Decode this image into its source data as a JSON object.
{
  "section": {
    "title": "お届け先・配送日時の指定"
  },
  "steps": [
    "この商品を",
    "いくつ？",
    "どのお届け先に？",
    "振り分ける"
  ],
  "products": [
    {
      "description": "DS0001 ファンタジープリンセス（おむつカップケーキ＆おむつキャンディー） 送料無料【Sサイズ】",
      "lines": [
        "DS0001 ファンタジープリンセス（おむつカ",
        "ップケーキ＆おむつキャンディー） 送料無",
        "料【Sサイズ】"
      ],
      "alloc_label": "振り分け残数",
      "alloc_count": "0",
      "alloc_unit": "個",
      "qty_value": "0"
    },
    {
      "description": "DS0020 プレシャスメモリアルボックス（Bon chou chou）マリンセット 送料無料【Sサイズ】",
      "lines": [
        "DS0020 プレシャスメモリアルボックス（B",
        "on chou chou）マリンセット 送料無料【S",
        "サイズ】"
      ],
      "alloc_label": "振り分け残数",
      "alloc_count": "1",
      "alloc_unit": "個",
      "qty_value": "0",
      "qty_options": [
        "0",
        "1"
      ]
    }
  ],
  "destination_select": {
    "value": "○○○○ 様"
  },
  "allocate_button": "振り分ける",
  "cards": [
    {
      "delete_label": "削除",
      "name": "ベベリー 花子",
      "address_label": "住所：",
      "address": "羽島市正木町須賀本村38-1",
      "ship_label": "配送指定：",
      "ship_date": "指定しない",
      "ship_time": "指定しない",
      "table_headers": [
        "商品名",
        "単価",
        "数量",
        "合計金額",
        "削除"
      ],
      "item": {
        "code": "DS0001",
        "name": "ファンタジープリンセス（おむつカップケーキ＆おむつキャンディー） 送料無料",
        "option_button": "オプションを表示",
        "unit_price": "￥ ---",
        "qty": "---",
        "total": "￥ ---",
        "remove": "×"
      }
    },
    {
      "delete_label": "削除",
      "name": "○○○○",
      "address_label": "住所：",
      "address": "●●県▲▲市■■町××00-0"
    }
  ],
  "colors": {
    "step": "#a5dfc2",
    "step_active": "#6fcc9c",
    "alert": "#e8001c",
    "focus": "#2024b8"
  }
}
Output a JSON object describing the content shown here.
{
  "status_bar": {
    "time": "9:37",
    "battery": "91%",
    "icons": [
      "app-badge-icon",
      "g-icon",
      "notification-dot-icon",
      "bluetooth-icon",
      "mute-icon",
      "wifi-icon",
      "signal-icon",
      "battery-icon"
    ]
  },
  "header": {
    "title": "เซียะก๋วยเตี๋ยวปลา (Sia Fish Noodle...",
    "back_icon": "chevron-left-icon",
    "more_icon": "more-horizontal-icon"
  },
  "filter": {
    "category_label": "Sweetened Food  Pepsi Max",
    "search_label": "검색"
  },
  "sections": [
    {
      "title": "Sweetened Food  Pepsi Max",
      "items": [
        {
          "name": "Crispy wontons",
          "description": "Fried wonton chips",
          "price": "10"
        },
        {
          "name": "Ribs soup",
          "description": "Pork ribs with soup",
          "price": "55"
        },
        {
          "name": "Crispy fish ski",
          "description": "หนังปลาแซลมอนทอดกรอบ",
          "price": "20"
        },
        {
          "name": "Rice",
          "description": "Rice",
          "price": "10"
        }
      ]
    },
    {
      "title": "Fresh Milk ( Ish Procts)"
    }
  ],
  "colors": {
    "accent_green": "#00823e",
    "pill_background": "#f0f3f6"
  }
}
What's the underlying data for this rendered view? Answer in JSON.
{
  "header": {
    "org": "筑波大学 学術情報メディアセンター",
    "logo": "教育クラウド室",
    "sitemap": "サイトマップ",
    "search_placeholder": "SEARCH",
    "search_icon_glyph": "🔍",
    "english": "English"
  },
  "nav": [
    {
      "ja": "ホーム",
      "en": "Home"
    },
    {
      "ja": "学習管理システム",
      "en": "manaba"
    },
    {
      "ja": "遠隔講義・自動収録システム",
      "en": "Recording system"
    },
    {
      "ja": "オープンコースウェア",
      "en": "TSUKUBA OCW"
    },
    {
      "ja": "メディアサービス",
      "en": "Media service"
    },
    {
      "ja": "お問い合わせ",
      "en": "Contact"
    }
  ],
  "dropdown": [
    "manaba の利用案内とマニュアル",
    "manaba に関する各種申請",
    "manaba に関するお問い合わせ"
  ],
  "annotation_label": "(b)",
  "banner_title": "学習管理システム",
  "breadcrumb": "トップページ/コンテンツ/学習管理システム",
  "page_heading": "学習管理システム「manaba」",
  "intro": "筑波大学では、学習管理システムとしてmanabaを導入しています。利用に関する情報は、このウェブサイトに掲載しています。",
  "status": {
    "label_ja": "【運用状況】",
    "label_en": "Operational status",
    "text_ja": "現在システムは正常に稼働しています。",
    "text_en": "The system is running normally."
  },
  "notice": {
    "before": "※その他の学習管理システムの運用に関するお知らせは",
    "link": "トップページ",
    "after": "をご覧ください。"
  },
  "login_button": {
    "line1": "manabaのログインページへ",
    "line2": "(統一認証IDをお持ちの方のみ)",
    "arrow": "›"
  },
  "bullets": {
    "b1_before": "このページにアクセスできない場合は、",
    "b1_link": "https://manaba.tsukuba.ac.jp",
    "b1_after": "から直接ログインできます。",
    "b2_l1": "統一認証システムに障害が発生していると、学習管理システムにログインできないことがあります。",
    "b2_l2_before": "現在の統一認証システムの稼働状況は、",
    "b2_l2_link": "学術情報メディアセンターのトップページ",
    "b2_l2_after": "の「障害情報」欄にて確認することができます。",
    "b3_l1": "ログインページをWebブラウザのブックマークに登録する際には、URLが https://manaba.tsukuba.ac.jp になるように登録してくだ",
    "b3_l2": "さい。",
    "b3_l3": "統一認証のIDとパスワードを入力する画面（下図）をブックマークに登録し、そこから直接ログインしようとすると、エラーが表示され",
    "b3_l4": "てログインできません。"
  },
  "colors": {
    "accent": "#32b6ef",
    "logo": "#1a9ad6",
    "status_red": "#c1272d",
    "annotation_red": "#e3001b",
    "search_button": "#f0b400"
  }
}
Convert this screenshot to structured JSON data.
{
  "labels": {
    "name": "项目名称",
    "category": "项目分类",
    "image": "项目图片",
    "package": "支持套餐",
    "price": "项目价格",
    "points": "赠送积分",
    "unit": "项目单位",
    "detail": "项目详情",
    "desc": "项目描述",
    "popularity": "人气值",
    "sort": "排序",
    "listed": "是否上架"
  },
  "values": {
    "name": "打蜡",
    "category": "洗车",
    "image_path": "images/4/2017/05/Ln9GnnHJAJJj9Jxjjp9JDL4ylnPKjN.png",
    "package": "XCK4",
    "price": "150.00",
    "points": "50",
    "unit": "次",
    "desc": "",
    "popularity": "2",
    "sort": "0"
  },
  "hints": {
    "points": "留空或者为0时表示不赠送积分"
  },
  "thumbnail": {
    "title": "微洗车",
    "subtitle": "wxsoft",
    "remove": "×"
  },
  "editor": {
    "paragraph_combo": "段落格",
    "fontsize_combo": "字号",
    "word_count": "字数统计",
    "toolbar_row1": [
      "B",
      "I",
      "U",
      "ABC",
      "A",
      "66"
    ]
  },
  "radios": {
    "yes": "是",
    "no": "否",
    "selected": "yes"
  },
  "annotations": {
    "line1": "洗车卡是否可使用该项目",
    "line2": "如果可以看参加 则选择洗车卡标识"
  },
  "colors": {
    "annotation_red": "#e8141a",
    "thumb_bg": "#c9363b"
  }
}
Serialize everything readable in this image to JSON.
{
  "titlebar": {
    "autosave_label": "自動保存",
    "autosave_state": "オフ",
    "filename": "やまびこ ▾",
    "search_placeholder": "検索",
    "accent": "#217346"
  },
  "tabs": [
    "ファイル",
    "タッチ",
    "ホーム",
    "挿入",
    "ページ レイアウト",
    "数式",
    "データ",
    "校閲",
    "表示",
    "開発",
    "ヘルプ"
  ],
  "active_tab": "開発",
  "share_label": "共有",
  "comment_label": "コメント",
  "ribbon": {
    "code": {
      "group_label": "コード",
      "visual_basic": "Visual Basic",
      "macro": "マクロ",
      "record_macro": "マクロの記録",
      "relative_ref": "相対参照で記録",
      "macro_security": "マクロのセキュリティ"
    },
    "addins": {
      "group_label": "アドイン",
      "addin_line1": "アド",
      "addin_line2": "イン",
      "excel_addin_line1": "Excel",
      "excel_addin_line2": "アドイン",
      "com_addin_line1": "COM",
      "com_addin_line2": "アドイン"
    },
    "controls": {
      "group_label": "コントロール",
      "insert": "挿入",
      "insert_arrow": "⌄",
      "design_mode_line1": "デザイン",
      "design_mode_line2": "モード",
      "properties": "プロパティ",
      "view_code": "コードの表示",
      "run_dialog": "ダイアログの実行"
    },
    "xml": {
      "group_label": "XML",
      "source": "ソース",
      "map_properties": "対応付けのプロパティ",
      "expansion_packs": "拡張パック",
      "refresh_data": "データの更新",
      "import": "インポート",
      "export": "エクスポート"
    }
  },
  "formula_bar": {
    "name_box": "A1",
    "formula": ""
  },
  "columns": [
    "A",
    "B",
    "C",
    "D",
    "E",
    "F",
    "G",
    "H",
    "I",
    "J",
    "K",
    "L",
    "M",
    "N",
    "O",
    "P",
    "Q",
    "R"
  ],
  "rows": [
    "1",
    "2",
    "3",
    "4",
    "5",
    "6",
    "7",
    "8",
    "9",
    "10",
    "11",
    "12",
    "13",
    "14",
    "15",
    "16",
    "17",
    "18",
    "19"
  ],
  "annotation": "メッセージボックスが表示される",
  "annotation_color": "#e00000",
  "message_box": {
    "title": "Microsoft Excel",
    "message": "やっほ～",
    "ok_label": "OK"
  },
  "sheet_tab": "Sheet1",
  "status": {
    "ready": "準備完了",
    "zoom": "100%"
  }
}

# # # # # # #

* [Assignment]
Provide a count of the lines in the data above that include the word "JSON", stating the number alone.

* [Reply]
5